Since 2014, Classroom in the Woods has given over 6,000 young people the opportunity to learn in the great outdoors, inspiring school children from nursery-age to Year 6, in both their school and everyday lives. Grace Robinson moved back from London to join the family business, helping to develop the family’s Ashby-cum-Fenby working farm into a unique, rural educational experience.
What is the mission of
Classroom in the Woods?
The mission of the Classroom in the Woods is pretty simple. We want to bring learning back alive. We want children to be surrounded by nature, learning in a hands-on environment. Learning about Florence Nightingale, for example, becomes far more real when the children are actually out in a field attempting to build a field hospital, making stretchers and carrying their wounded soldiers. It has far more meaning than in a typical classroom environment. We want children to be able to access the outdoors but in a controlled environment, which always has education as its main focus. It is amazing how many children have no idea where their food comes from and that the main purpose of a farm is to produce food. I hope that children remember coming to the Classroom, and that it inspires them in some way, either in School or in their everyday lives.
Why did you want to come back to Grimsby and join the family business?
I had the best three years in London at University, but I always knew I would come home. If it taught me one thing, it’s that I’m a country/seaside girl at heart and being in a city really wasn’t for me. Grimsby is home for me and having grown up in a family business based in the heart of Grimsby, I love this place and it has something really special. We are so lucky to be so close to Cleethorpes, and yet the Lincolnshire Wolds are just a stone’s throw away. I love seeing the world, but coming home is always the best feeling! Working with your family is hard, but I wouldn’t have it any other way. When I was away at Uni, I was on the phone
What is your
favourite part about what you do?

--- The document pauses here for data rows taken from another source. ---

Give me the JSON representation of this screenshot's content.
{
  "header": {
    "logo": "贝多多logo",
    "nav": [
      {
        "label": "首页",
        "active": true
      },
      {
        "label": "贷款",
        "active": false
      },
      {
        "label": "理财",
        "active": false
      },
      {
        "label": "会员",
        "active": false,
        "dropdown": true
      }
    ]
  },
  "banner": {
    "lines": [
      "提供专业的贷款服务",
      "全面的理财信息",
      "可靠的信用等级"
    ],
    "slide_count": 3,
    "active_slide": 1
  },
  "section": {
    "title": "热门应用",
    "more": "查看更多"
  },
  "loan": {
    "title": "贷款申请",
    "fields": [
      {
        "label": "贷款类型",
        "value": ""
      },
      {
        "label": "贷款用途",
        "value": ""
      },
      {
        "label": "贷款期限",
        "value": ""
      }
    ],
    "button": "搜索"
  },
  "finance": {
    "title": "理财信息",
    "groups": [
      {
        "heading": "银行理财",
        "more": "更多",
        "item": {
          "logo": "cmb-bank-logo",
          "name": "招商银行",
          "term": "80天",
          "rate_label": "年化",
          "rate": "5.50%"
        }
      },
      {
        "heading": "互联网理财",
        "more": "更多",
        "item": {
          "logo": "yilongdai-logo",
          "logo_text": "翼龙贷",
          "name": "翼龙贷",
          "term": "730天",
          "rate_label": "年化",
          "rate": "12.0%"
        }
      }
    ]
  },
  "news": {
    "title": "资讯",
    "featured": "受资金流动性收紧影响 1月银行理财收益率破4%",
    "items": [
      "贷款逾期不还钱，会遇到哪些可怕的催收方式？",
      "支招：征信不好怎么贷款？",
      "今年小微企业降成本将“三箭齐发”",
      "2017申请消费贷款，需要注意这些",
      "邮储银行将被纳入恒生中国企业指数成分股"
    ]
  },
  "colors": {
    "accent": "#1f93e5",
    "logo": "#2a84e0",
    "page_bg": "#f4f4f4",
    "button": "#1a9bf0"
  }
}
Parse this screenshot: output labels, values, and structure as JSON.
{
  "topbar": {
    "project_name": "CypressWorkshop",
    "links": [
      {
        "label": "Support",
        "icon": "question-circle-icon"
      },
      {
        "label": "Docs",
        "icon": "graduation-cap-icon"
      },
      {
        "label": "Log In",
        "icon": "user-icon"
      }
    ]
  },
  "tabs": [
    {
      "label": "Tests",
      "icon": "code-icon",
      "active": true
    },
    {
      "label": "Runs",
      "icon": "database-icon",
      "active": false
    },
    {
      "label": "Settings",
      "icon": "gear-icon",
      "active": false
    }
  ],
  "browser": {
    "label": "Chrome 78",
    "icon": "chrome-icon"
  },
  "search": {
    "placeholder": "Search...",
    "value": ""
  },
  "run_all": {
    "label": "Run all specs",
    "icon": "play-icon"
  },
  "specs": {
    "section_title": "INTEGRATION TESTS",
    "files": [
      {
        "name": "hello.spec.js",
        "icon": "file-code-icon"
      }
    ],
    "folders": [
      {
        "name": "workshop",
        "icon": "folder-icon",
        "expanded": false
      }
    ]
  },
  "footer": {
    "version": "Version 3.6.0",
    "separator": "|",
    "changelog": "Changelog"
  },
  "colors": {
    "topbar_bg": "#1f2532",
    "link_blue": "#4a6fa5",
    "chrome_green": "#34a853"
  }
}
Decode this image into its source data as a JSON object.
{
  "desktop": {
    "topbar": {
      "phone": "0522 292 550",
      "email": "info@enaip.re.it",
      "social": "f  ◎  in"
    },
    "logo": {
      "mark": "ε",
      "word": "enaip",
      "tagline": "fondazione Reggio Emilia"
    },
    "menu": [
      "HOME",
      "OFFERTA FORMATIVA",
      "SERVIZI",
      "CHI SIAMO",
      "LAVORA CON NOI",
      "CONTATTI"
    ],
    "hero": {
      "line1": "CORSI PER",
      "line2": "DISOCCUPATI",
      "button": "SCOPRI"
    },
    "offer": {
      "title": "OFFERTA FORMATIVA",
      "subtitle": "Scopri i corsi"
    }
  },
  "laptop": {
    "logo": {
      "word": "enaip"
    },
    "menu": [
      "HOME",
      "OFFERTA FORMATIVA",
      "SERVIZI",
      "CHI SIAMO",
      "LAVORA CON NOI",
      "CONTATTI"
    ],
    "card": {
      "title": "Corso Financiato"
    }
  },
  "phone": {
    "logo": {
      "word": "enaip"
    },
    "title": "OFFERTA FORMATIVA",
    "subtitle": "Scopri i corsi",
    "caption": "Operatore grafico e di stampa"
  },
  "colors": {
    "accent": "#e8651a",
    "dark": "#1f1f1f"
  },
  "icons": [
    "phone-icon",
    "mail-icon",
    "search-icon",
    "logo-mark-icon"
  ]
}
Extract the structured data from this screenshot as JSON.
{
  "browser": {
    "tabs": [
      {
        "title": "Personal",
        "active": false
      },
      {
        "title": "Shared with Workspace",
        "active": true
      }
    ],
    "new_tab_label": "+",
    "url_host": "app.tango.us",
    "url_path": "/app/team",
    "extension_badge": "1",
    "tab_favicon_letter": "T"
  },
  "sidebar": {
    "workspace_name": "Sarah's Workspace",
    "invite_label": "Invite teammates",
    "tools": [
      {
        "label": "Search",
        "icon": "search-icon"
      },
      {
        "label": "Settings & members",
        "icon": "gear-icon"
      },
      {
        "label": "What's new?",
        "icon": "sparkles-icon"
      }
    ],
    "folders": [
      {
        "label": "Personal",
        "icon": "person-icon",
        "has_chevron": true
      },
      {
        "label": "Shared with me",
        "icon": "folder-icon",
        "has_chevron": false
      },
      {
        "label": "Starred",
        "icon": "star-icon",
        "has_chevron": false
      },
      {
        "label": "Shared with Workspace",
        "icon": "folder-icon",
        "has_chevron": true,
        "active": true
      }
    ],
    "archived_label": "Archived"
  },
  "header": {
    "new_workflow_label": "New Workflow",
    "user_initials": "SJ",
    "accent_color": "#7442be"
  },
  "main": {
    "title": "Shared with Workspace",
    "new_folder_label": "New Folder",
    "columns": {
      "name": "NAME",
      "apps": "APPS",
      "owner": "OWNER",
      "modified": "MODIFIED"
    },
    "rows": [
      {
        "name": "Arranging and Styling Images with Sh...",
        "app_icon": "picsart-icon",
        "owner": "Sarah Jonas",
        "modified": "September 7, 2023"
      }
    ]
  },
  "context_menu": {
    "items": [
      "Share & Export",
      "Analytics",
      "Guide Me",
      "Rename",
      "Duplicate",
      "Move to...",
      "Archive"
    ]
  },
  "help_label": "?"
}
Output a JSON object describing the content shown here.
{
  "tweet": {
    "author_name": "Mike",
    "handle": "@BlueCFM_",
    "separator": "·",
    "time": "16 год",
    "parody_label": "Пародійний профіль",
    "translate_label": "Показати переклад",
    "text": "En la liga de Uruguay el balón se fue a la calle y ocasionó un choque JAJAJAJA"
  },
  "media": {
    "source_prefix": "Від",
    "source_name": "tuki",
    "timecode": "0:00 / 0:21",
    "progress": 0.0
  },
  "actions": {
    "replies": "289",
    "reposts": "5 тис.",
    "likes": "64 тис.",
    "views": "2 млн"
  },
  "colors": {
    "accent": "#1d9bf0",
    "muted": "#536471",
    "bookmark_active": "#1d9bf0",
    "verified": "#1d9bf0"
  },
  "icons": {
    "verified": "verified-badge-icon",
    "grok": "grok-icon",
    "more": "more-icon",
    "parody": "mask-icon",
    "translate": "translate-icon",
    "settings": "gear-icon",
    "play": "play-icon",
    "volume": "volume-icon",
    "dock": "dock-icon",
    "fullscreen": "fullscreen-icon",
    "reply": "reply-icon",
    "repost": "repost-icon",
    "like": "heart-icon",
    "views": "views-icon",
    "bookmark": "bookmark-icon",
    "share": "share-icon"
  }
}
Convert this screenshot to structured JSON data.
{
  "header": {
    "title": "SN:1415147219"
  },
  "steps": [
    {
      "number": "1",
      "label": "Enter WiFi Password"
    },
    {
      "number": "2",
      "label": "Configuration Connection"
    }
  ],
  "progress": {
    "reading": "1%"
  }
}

That’s an easy question! Walking into the woods when we have a group of children with us at the classroom, and they are off doing an activity. Listening and watching the magic that being outside seems to create. I can’t really describe it but it’s just really special. The way the children seem to communicate with each other, and their excitement when they achieve something they didn’t think they could. Richard and I always stand next to the coach saying goodbye when they leave, and they will quite often say ‘that was the best day ever!’ I don’t think that will ever get old. If 30 children leave the Classroom with 30 different stories going home to parents, I always think if we can inspire just one of them, it will make it all worthwhile.
Why is it important for children in the Grimsby area to experience the outdoors and have access to forest schools?
The majority of children do not have enough interaction with the outdoors. It amazes me how many children come to us at the Classroom from Grimsby who